Over the last five years or so, the pharse "If it slips, where's it gonna go" has come into common usage among wood carvers, especially those who teach. Although written about carpentry tools in general, the pharse has become known as The Woodcarver's Mantra.
Today many carvers are unaware of the story behing the Mantra. I stumbled across a copy of the original posting while reviewing some old files, and after a bit of detective work, was able to contact the author, Steve LaMantia of Seattle, WA.
As sometimes happens, Steve had almost forgotten posting the safety note, which at the same time was a tribute to his grandfather. With Steve's kind permission, WOM is delighted to reprint the original posting, along with photos of Steve and his Grandpa, John Johansen.
My grandpa was a carpenter. (Why does that sound like a song title?) Although I was too much of a typical scatterbrained kid to learn a *real* lot from him -- just some basic skills was all I had the patience for -- one of the most valuable lessons he taught me was this:

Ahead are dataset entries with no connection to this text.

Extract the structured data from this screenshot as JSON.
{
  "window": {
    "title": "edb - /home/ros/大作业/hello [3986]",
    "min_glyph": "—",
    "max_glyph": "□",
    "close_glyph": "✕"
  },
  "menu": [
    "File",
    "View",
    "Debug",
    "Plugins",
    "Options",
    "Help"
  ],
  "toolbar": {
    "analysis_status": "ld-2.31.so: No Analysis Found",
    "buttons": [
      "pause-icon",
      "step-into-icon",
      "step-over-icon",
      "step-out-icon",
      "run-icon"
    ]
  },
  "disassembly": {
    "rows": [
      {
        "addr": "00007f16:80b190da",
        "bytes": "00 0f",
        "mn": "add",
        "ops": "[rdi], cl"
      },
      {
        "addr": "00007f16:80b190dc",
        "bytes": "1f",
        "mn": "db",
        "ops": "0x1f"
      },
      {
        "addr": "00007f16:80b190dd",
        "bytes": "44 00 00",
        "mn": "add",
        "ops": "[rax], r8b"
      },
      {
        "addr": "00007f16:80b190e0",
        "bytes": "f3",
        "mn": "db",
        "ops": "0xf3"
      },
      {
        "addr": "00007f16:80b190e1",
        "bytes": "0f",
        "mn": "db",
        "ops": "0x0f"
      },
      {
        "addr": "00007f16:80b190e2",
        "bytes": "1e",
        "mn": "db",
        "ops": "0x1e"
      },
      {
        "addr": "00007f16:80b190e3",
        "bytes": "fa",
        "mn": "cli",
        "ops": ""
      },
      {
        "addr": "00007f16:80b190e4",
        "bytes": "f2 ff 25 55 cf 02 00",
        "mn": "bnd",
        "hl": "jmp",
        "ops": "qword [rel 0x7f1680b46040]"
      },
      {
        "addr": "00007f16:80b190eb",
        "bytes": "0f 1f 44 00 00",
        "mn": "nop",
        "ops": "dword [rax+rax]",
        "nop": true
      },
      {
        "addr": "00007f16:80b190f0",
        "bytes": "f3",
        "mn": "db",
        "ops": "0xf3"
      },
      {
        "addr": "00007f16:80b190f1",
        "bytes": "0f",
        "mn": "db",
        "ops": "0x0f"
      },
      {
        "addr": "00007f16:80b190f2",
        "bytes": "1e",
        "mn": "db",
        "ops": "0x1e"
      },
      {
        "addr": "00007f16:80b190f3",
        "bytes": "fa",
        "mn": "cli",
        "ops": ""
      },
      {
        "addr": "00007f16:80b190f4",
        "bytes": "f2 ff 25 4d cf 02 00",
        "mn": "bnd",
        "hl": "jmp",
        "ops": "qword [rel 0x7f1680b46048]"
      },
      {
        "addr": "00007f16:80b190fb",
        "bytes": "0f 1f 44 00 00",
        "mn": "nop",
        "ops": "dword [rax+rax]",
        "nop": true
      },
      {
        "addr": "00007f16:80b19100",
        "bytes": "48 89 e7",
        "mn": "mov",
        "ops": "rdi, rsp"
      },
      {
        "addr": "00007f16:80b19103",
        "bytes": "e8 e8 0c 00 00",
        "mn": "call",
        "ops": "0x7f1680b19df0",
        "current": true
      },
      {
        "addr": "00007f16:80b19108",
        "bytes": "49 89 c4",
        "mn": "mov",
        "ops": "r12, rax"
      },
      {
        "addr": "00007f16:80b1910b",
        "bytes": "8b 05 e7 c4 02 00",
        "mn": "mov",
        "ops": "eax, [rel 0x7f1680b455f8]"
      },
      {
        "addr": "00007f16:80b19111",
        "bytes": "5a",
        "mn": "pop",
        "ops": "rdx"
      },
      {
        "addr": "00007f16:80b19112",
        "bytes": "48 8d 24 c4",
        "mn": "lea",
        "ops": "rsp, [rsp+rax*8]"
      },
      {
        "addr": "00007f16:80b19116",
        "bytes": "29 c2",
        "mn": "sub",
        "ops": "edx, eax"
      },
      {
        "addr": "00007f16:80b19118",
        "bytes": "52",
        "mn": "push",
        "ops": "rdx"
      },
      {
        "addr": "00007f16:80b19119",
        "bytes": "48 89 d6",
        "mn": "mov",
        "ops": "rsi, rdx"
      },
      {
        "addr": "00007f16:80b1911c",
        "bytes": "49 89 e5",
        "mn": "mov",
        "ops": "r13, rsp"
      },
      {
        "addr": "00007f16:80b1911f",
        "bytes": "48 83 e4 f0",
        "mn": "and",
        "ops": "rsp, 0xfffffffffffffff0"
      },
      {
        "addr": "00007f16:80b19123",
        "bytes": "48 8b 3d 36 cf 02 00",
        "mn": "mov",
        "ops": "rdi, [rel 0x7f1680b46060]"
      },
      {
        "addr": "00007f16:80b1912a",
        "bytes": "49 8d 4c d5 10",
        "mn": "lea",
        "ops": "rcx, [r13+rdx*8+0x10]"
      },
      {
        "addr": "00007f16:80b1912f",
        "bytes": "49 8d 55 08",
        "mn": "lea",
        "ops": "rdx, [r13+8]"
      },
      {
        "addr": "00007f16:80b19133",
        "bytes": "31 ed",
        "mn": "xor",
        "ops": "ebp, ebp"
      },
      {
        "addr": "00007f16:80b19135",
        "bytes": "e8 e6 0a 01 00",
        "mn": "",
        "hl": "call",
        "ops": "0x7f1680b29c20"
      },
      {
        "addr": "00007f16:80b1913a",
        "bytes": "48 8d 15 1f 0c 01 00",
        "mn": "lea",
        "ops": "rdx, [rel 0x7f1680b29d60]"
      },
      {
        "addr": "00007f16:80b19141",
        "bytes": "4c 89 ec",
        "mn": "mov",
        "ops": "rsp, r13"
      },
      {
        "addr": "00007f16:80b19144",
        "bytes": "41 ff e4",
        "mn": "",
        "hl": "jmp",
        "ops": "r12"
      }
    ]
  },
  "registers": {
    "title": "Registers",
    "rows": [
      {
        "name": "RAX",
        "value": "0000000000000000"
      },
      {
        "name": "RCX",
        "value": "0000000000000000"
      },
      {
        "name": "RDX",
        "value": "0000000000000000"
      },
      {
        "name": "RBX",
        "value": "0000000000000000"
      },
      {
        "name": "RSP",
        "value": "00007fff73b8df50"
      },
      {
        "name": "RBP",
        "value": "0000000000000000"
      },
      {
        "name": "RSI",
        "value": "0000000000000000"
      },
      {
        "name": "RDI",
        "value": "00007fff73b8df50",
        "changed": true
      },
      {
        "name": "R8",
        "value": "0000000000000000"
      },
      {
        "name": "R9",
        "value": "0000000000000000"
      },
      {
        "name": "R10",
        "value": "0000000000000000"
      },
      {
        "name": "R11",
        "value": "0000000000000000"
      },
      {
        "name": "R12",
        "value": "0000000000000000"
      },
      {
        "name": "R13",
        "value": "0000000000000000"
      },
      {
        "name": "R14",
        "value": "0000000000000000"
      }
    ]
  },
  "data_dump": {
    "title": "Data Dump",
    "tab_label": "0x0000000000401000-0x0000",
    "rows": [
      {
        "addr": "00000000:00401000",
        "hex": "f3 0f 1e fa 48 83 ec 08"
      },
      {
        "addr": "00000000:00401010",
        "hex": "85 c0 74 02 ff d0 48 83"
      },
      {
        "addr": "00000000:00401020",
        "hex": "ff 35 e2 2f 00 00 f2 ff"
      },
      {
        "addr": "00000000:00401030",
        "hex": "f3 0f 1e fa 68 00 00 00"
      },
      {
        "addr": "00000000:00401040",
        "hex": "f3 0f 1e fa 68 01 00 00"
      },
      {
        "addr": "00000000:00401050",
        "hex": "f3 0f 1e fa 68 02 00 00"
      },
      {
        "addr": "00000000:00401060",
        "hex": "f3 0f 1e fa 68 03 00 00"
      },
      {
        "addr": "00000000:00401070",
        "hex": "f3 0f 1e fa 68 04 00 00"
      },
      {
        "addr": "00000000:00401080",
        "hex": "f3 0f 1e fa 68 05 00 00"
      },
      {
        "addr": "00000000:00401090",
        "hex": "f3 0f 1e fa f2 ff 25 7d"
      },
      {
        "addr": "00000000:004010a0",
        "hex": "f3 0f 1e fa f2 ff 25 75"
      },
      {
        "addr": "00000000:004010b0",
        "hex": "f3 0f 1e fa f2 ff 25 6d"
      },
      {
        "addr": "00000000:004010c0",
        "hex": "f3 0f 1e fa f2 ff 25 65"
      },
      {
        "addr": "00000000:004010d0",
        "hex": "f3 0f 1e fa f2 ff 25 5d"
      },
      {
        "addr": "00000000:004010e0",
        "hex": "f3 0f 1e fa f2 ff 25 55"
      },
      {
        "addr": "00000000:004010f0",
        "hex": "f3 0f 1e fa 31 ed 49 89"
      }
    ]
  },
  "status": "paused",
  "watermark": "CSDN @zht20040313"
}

As I write this, I can still hear his voice saying it. He must have said it to me a thousand times, which was about five times more than really necessary. His point, of course, was that when working with any tools, it's always good to visualize the accident that's going to jump out and gitcha when something slips (chisel, handplane, knife, hammer, et al).

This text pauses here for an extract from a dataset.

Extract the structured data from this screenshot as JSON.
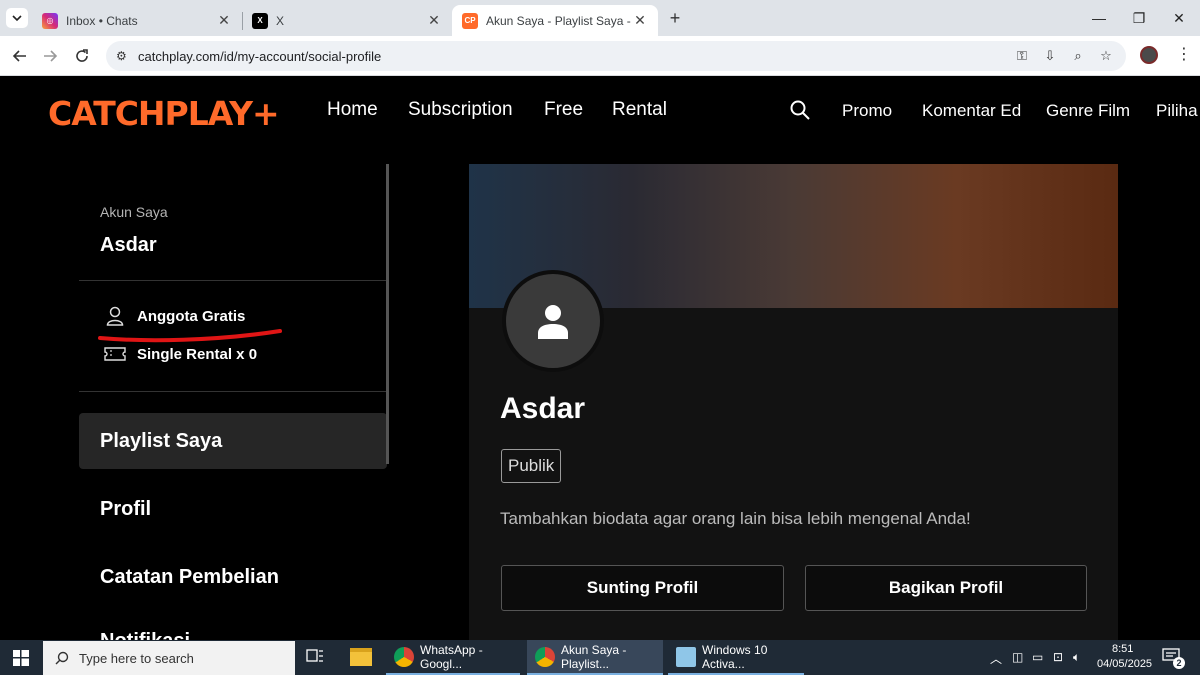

Estimate where the tool's going to go when it goes too far or veers off course, and then make sure there are no parts of your body ( or power cords, or children) present in that location. Don't assume nothing will slip, because the cosmos are watching and the cosmos have a sick sense of humor and as soon as you make that assumption, guess what's gonna happen to you?
Very simple concept, actually, and after early on forgetting it two or so times to my extreme physical detriment, discomfort and inconvenience, I've learned to make it my mantra whenever beginning a cut or any other process. It sounds simple, even silly, I realize; still, it's saved me grief many times so far.
Your ten-fingered, two-eyed, not-too-badly-scarred, still walking/talking and fully sentient grandson, Steve.
The Carver's Companion, 2001